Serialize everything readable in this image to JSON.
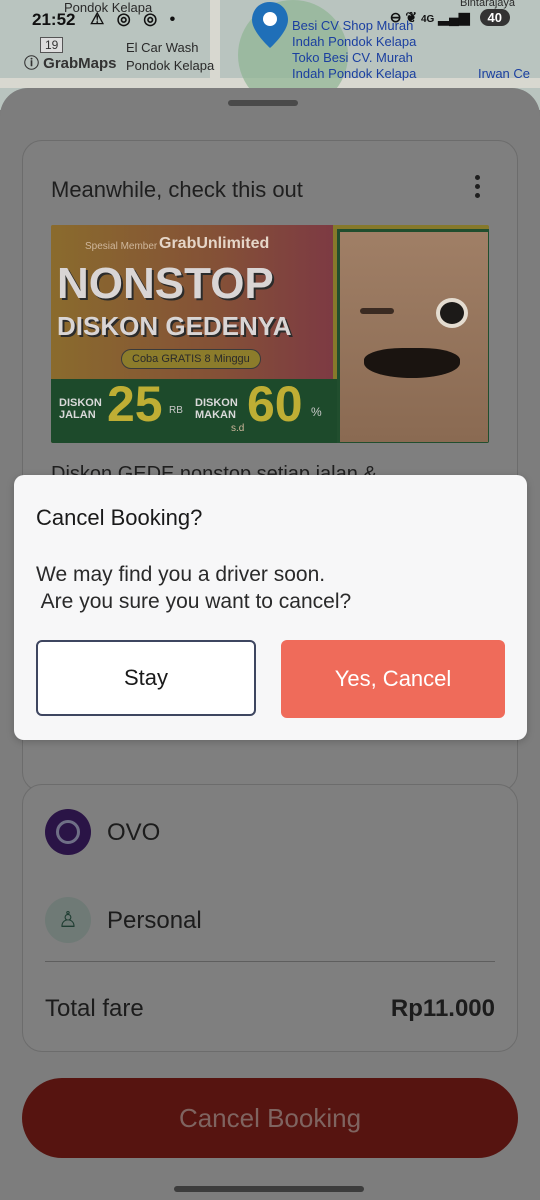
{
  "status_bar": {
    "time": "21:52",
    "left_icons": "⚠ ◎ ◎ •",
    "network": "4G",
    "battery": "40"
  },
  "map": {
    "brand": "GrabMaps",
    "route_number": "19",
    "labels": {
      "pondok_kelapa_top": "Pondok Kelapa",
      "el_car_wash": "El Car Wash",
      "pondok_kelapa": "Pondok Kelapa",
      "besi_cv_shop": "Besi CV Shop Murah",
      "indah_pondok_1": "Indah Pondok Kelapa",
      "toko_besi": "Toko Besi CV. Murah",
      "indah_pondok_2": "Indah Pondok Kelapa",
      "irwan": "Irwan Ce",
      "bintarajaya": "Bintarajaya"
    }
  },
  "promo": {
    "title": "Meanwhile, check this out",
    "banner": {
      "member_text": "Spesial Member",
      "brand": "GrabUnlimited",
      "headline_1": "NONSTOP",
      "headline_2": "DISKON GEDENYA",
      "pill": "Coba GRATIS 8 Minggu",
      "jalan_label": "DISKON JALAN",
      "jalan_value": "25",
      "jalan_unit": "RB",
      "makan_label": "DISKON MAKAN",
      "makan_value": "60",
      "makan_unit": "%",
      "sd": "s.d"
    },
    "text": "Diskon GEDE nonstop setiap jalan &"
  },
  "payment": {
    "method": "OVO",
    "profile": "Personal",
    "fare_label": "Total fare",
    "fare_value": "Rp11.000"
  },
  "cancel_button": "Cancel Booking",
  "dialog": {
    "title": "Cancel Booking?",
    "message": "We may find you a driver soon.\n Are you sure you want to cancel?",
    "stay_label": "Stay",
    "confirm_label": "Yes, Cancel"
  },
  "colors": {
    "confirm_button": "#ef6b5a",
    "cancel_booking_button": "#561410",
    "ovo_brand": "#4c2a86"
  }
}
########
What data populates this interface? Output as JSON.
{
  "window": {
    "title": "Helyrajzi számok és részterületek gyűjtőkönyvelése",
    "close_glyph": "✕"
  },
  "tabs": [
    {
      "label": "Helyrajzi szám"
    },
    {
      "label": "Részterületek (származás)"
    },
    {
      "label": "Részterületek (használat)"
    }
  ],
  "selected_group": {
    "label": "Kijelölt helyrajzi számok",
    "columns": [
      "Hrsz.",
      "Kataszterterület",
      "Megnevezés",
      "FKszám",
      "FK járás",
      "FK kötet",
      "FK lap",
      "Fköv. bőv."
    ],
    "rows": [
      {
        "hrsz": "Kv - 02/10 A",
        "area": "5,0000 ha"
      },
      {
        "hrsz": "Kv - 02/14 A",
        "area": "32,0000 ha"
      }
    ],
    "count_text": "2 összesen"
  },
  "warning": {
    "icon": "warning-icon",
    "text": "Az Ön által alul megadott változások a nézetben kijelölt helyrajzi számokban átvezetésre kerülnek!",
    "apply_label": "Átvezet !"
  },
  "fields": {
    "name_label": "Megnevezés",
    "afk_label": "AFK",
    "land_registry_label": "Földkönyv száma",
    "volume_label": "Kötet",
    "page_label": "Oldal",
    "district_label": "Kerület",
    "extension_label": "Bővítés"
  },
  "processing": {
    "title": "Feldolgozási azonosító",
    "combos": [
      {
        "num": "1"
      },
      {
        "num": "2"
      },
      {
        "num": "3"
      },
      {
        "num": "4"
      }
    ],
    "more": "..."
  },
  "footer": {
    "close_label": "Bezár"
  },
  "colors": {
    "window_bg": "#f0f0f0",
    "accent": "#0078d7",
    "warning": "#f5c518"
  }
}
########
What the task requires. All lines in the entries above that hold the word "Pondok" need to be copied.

Solution to this task.
      "pondok_kelapa_top": "Pondok Kelapa",
      "pondok_kelapa": "Pondok Kelapa",
      "indah_pondok_1": "Indah Pondok Kelapa",
      "indah_pondok_2": "Indah Pondok Kelapa",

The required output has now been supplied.